- Rev. William Evans served as the early leader (1806-1859) of the Colored Baptist Society, during which time they continued as a conjoined body with the white Alexandria Baptist Society. In 1850, the Colored Baptist Society, now known as the African Baptist Society, was granted complete independence from the ‘conjoined’ body and adopted the Alexandria Baptist Church’s constitution. Membership of the newly independent colored assembly stood at 83 persons.
- The Colored Baptist Society of Alexandria first rented a lot in 1818 within the northern half of the study area, then purchased the property in 1842. The Church purchased the adjacent lot to the south in 1853. By 1855, membership had grown to 200 members as the group constructed the first known building and changed its name to the First African Baptist Church. The Church paid off the mortgage on the new building in two years.
- In 1859, Rev. Sampson White arrived as the next pastor (1859-1863) at the First African Baptist Church.
- The Civil War began in April 1861 and the church was taken over by Union army soldiers for an indefinite period. During the war, it was used as a hospital and a recruiting station for the US Colored Troops, as worship services went ‘underground’ for colored and white churches.
- In 1863 Rev. Samuel Madden, who received a commission from the Executive Mansion (White House) as a Union chaplain, arrived as the new pastor (1863-1896) at First African Baptist Church, replacing Rev. Sampson White who resigned.
- In 1865, slavery was abolished and all enslaved people were freed under the 13th Amendment to the United States Constitution. Some of the current organizations and practices of the Church began during this period, including the Senior Choir and the Poor Saints offering.
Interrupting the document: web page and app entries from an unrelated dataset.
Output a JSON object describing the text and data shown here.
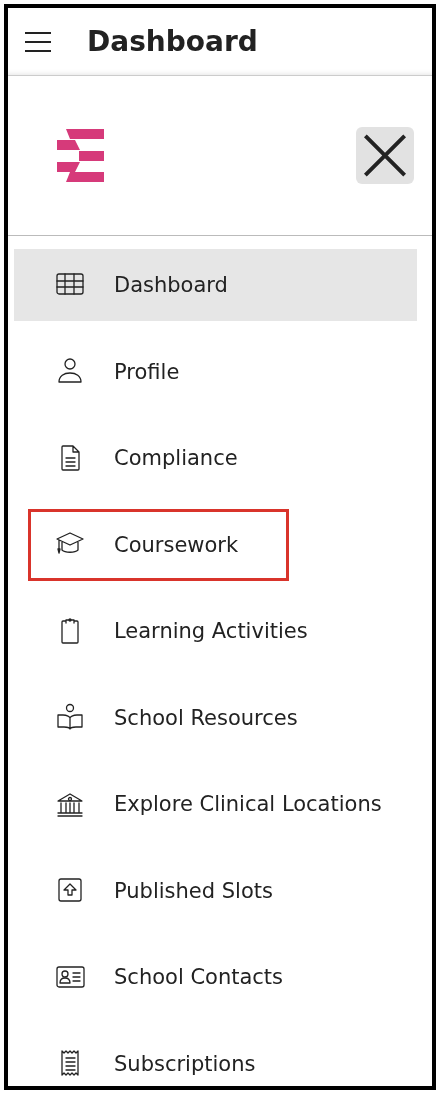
{
  "header": {
    "title": "Dashboard"
  },
  "nav": {
    "items": [
      {
        "label": "Dashboard",
        "selected": true,
        "highlighted": false
      },
      {
        "label": "Profile",
        "selected": false,
        "highlighted": false
      },
      {
        "label": "Compliance",
        "selected": false,
        "highlighted": false
      },
      {
        "label": "Coursework",
        "selected": false,
        "highlighted": true
      },
      {
        "label": "Learning Activities",
        "selected": false,
        "highlighted": false
      },
      {
        "label": "School Resources",
        "selected": false,
        "highlighted": false
      },
      {
        "label": "Explore Clinical Locations",
        "selected": false,
        "highlighted": false
      },
      {
        "label": "Published Slots",
        "selected": false,
        "highlighted": false
      },
      {
        "label": "School Contacts",
        "selected": false,
        "highlighted": false
      },
      {
        "label": "Subscriptions",
        "selected": false,
        "highlighted": false
      }
    ]
  }
}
- In the 1870s the church changed its name from First African Baptist Church to First Baptist Church and later to the Alfred Street Baptist Church to minimize confusion with the First Baptist Church – a white church. Tremendous growth was experienced during this period and by 1880 the membership at Alfred Street reached nearly 700 members. A larger edifice was constructed, without foundation, around the original church between 1881 and 1884. That building still stands today, as the “old church.”
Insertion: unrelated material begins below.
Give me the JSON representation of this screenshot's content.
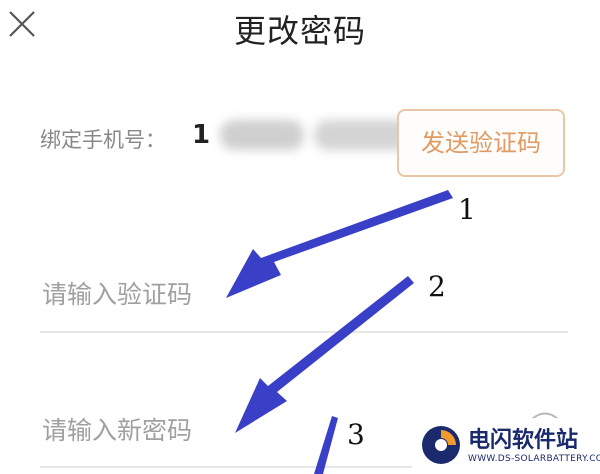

After the Civil War
- After the war, Alfred Street Baptist Church’s library became one of the first to serve the city’s African-American population. In the 1920s longtime pastor Rev. Andrew Adkins extended the church’s educational legacy by helping to create and then teach the first high school curriculum for black students in the city’s public school system.
- Alfred Street Baptist also helped establish Shiloh Baptist Church in 1863 and Ebenezer Baptist Church in 1881.
- Still an active congregation today, the Church has nearly 10,000 members and serves as a prominent religious, educational and cultural organization in the Northern Virginia community.
Lincoln's Funeral Car
At the start of the Civil War, the U.S. Military Railroad (USMRR) took over the railroad car shops positioned at the corner of Duke and South Alfred streets, where the sanctuary of Alfred Street Baptist Church stands today.
Between November 1863 and February 1865, the USMRR personnel produced a 48-foot-long long coach for President Abraham Lincoln with a raised center roof and 12 windows on each side. The brown coach was embellished with some gold striping and the United States seal on its side.
This railroad car is believed to be the only one constructed by the federal government specifically for a president. However, the only time it transported Lincoln was after his assassination. The car was part of the funeral train that carried Lincoln’s body approximately 1,700 miles from Washington, D.C., to his hometown of Springfield, Illinois.
The car was purchased by Union Pacific the following year where it was used as an executive car. Later it was exhibited at the 1904 St. Louis World’s Fair and other venues before a Minneapolis man purchased it. Unfortunately, it was destroyed in 1911 when it caught fire just before it was to have been preserved.